# WORK TO COMPLETE
Please reproduce the data below exactly, from the first line to the last.
-- INFORMATION SHOWN follows --
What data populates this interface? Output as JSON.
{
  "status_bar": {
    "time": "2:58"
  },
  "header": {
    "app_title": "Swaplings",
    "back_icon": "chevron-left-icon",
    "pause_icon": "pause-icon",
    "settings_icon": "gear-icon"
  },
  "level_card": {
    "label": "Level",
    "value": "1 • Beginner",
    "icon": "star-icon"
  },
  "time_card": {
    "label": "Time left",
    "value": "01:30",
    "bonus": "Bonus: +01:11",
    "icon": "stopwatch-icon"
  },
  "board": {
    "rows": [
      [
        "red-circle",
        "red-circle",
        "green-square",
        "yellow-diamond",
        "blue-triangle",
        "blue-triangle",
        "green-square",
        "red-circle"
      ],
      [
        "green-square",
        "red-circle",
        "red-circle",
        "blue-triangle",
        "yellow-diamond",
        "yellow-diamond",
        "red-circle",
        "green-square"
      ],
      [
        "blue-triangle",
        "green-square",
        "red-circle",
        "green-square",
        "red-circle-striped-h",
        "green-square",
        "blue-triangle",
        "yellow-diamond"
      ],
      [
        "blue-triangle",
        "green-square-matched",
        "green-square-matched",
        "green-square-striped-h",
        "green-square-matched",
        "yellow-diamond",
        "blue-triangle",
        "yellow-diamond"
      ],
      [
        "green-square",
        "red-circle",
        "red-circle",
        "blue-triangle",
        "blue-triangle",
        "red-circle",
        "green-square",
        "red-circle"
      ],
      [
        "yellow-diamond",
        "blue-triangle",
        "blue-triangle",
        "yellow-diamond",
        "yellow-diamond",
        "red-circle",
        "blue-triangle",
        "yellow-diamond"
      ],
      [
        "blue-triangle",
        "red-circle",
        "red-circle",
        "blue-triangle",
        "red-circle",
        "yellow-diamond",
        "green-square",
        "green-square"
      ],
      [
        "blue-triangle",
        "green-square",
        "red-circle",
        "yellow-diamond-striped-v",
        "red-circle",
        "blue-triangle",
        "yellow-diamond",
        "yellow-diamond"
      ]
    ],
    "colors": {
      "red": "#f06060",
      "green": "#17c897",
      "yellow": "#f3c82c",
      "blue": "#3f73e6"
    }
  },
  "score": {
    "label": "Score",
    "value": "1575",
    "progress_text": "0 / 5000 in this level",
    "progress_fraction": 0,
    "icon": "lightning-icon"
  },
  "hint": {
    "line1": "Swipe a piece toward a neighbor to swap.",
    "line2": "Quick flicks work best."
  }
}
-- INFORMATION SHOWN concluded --
# OUTPUT OF THE EXERCISE
What data populates this interface? Output as JSON.
{
  "status_bar": {
    "time": "2:58"
  },
  "header": {
    "app_title": "Swaplings",
    "back_icon": "chevron-left-icon",
    "pause_icon": "pause-icon",
    "settings_icon": "gear-icon"
  },
  "level_card": {
    "label": "Level",
    "value": "1 • Beginner",
    "icon": "star-icon"
  },
  "time_card": {
    "label": "Time left",
    "value": "01:30",
    "bonus": "Bonus: +01:11",
    "icon": "stopwatch-icon"
  },
  "board": {
    "rows": [
      [
        "red-circle",
        "red-circle",
        "green-square",
        "yellow-diamond",
        "blue-triangle",
        "blue-triangle",
        "green-square",
        "red-circle"
      ],
      [
        "green-square",
        "red-circle",
        "red-circle",
        "blue-triangle",
        "yellow-diamond",
        "yellow-diamond",
        "red-circle",
        "green-square"
      ],
      [
        "blue-triangle",
        "green-square",
        "red-circle",
        "green-square",
        "red-circle-striped-h",
        "green-square",
        "blue-triangle",
        "yellow-diamond"
      ],
      [
        "blue-triangle",
        "green-square-matched",
        "green-square-matched",
        "green-square-striped-h",
        "green-square-matched",
        "yellow-diamond",
        "blue-triangle",
        "yellow-diamond"
      ],
      [
        "green-square",
        "red-circle",
        "red-circle",
        "blue-triangle",
        "blue-triangle",
        "red-circle",
        "green-square",
        "red-circle"
      ],
      [
        "yellow-diamond",
        "blue-triangle",
        "blue-triangle",
        "yellow-diamond",
        "yellow-diamond",
        "red-circle",
        "blue-triangle",
        "yellow-diamond"
      ],
      [
        "blue-triangle",
        "red-circle",
        "red-circle",
        "blue-triangle",
        "red-circle",
        "yellow-diamond",
        "green-square",
        "green-square"
      ],
      [
        "blue-triangle",
        "green-square",
        "red-circle",
        "yellow-diamond-striped-v",
        "red-circle",
        "blue-triangle",
        "yellow-diamond",
        "yellow-diamond"
      ]
    ],
    "colors": {
      "red": "#f06060",
      "green": "#17c897",
      "yellow": "#f3c82c",
      "blue": "#3f73e6"
    }
  },
  "score": {
    "label": "Score",
    "value": "1575",
    "progress_text": "0 / 5000 in this level",
    "progress_fraction": 0,
    "icon": "lightning-icon"
  },
  "hint": {
    "line1": "Swipe a piece toward a neighbor to swap.",
    "line2": "Quick flicks work best."
  }
}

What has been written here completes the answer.